Records for this task:
━━━━━━━━━━━━━━━━

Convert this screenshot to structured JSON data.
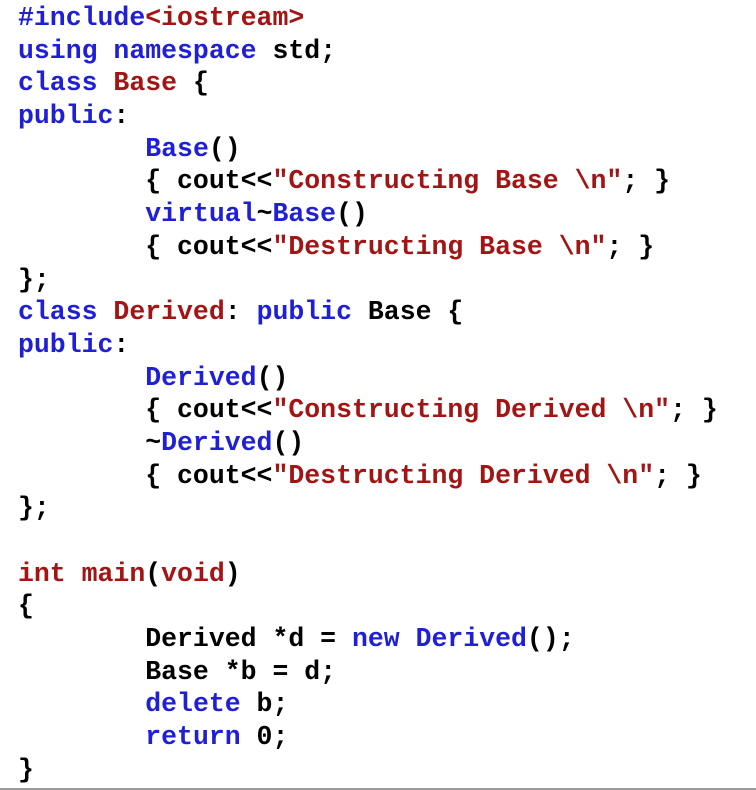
{
  "code": {
    "lines": [
      [
        {
          "t": "#include",
          "c": "blue"
        },
        {
          "t": "<iostream>",
          "c": "red"
        }
      ],
      [
        {
          "t": "using",
          "c": "blue"
        },
        {
          "t": " ",
          "c": "black"
        },
        {
          "t": "namespace",
          "c": "blue"
        },
        {
          "t": " std;",
          "c": "black"
        }
      ],
      [
        {
          "t": "class",
          "c": "blue"
        },
        {
          "t": " ",
          "c": "black"
        },
        {
          "t": "Base",
          "c": "red"
        },
        {
          "t": " {",
          "c": "black"
        }
      ],
      [
        {
          "t": "public",
          "c": "blue"
        },
        {
          "t": ":",
          "c": "black"
        }
      ],
      [
        {
          "t": "        ",
          "c": "black"
        },
        {
          "t": "Base",
          "c": "blue"
        },
        {
          "t": "()",
          "c": "black"
        }
      ],
      [
        {
          "t": "        { cout<<",
          "c": "black"
        },
        {
          "t": "\"Constructing Base \\n\"",
          "c": "red"
        },
        {
          "t": "; }",
          "c": "black"
        }
      ],
      [
        {
          "t": "        ",
          "c": "black"
        },
        {
          "t": "virtual",
          "c": "blue"
        },
        {
          "t": "~",
          "c": "black"
        },
        {
          "t": "Base",
          "c": "blue"
        },
        {
          "t": "()",
          "c": "black"
        }
      ],
      [
        {
          "t": "        { cout<<",
          "c": "black"
        },
        {
          "t": "\"Destructing Base \\n\"",
          "c": "red"
        },
        {
          "t": "; }",
          "c": "black"
        }
      ],
      [
        {
          "t": "};",
          "c": "black"
        }
      ],
      [
        {
          "t": "class",
          "c": "blue"
        },
        {
          "t": " ",
          "c": "black"
        },
        {
          "t": "Derived",
          "c": "red"
        },
        {
          "t": ": ",
          "c": "black"
        },
        {
          "t": "public",
          "c": "blue"
        },
        {
          "t": " Base {",
          "c": "black"
        }
      ],
      [
        {
          "t": "public",
          "c": "blue"
        },
        {
          "t": ":",
          "c": "black"
        }
      ],
      [
        {
          "t": "        ",
          "c": "black"
        },
        {
          "t": "Derived",
          "c": "blue"
        },
        {
          "t": "()",
          "c": "black"
        }
      ],
      [
        {
          "t": "        { cout<<",
          "c": "black"
        },
        {
          "t": "\"Constructing Derived \\n\"",
          "c": "red"
        },
        {
          "t": "; }",
          "c": "black"
        }
      ],
      [
        {
          "t": "        ~",
          "c": "black"
        },
        {
          "t": "Derived",
          "c": "blue"
        },
        {
          "t": "()",
          "c": "black"
        }
      ],
      [
        {
          "t": "        { cout<<",
          "c": "black"
        },
        {
          "t": "\"Destructing Derived \\n\"",
          "c": "red"
        },
        {
          "t": "; }",
          "c": "black"
        }
      ],
      [
        {
          "t": "};",
          "c": "black"
        }
      ],
      [
        {
          "t": "",
          "c": "black"
        }
      ],
      [
        {
          "t": "int",
          "c": "red"
        },
        {
          "t": " ",
          "c": "black"
        },
        {
          "t": "main",
          "c": "red"
        },
        {
          "t": "(",
          "c": "black"
        },
        {
          "t": "void",
          "c": "red"
        },
        {
          "t": ")",
          "c": "black"
        }
      ],
      [
        {
          "t": "{",
          "c": "black"
        }
      ],
      [
        {
          "t": "        Derived *d = ",
          "c": "black"
        },
        {
          "t": "new",
          "c": "blue"
        },
        {
          "t": " ",
          "c": "black"
        },
        {
          "t": "Derived",
          "c": "blue"
        },
        {
          "t": "();",
          "c": "black"
        }
      ],
      [
        {
          "t": "        Base *b = d;",
          "c": "black"
        }
      ],
      [
        {
          "t": "        ",
          "c": "black"
        },
        {
          "t": "delete",
          "c": "blue"
        },
        {
          "t": " b;",
          "c": "black"
        }
      ],
      [
        {
          "t": "        ",
          "c": "black"
        },
        {
          "t": "return",
          "c": "blue"
        },
        {
          "t": " 0;",
          "c": "black"
        }
      ],
      [
        {
          "t": "}",
          "c": "black"
        }
      ]
    ]
  },
  "colors": {
    "keyword": "#1f1fd6",
    "string_and_type": "#a31515",
    "text": "#000000",
    "background": "#ffffff"
  }
}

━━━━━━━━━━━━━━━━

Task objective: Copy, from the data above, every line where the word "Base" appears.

Written solution:
          "t": "Base",
          "t": "Base",
          "t": "\"Constructing Base \\n\"",
          "t": "Base",
          "t": "\"Destructing Base \\n\"",
          "t": " Base {",
          "t": "        Base *b = d;",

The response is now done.